The Care Quality Commission (CQC) has published a report following an inspection of the Franklin ward at Cygnet Hospital Hexham in Northumberland after concerns were raised about patient safety.
The inspection took place in April following concerns raised about several self-harm incidents where patients had required hospital treatment and fears that risks were not being managed appropriately.
The CQC found that staff had learnt from these incidents and had made changes in relation to assessing and managing patient risks. This involved removing high risk items from patients and increasing observation levels.
As this was only a focused inspection, the CQC says, Cygnet Hospital Hexham was not re-rated as the service type had changed since its previous comprehensive inspection in May 2019, so its previous rating of inadequate remains.
Following the previous inspection, enforcement action was taken, and the service was rated inadequate and placed in special measures. The hospital closed in September 2019 and reopened in October 2020 providing acute admission and psychiatric intensive care wards.
Inspectors found the ward did not have sufficient space for patients to provide a safe and therapeutic environment and the seclusion room was small and provided patients with very limited space.
However, the ward environments were clean and well maintained, there were enough nurses and doctors, that staff assessed and managed risk well and they minimised the use of restrictive practices and followed good practice with respect to safeguarding.

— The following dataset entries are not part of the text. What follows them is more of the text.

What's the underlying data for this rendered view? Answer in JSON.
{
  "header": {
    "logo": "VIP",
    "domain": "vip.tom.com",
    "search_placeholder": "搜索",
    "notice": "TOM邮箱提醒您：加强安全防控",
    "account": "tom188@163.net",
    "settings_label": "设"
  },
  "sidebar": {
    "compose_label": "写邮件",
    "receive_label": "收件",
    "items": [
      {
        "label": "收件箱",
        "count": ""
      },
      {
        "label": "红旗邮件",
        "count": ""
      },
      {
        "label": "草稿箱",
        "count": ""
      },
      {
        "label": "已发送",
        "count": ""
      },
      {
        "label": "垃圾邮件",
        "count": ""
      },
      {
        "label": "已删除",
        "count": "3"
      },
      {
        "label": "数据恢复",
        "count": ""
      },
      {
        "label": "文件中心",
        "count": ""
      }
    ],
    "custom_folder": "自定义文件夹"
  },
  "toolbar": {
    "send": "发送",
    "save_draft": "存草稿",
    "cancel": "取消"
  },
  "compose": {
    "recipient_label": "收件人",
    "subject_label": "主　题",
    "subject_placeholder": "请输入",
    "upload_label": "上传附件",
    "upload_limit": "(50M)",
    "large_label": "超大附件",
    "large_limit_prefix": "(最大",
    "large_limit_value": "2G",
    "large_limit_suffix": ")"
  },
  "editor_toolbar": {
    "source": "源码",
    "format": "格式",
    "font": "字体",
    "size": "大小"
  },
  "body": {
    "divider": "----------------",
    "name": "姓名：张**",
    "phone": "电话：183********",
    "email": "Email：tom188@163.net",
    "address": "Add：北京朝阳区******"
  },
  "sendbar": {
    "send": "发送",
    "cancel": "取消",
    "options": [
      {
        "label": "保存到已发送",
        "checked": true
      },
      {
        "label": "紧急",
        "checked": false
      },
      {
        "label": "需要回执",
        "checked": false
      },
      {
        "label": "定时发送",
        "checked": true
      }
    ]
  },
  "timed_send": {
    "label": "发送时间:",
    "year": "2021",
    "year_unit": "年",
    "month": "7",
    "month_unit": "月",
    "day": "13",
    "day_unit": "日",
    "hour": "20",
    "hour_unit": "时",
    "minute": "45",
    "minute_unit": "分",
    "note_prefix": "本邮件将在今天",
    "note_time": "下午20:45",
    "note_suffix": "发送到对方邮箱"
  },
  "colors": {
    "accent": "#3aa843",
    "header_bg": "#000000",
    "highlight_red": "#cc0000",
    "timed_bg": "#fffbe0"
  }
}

The CQC found the service was well led, governance processes ensured ward procedures ran smoothly and that new managers in the service were well supported.
CQC head of hospital inspection for mental health Brian Cranna said: “When we visited Cygnet Hospital Hexham in April, we were pleased to find that staff had learnt from incidents which had taken place and made improvements to keep patients safe.
“The seclusion room allowed clear observation and two-way communication. However, we found that it was also very small, and patients had limited space to move around the room when the mattress was on the floor. When staff needed to enter the room, patients had to stand in the toilet area for staff to be able to enter safely, which is not appropriate.
“We were pleased to see that staff knew about any potential ligature risks. Issues with curtain rails had been identified, as well as the tables having square corners, these had been reported to get them changed to ensure patient safety.
“Staff made every attempt to avoid using restraint by using de-escalation techniques. Patients were only restrained when these techniques failed to keep people safe.
“The leadership team are aware of the actions they need to take, and we will continue to monitor the service to ensure the required improvements are made and embedded.”
In response, a spokesperson for Cygnet Hospital Hexham said: “We are pleased that the first inspection of the new service at Cygnet Hospital Hexham is such a positive one, with the Care Quality Commission recognising our good track record on safety, and that staff manage risks well.
“We are particularly proud that the service users themselves on Franklin Ward told the CQC inspectors they felt safe and that staff supported them.
“Having opened the new service at the end of last year, we take our responsibilities seriously, providing expert, intensive, short-term, individualised care for service users with the aim of supporting them to move to less restrictive care settings and ultimately return home.”
The hospital added that while it met national specifications, it had taken on board feedback and made changes.
“We are naturally disappointed that the CQC did not award a rating for the new service this time which would have reflected on the transformation of the hospital; however we look forward to building on this positive assessment of Franklin Ward and to being able to demonstrate to new staff and to service users’ families the strong support that is available for people in the region who are experiencing mental ill-health and need help,” it said.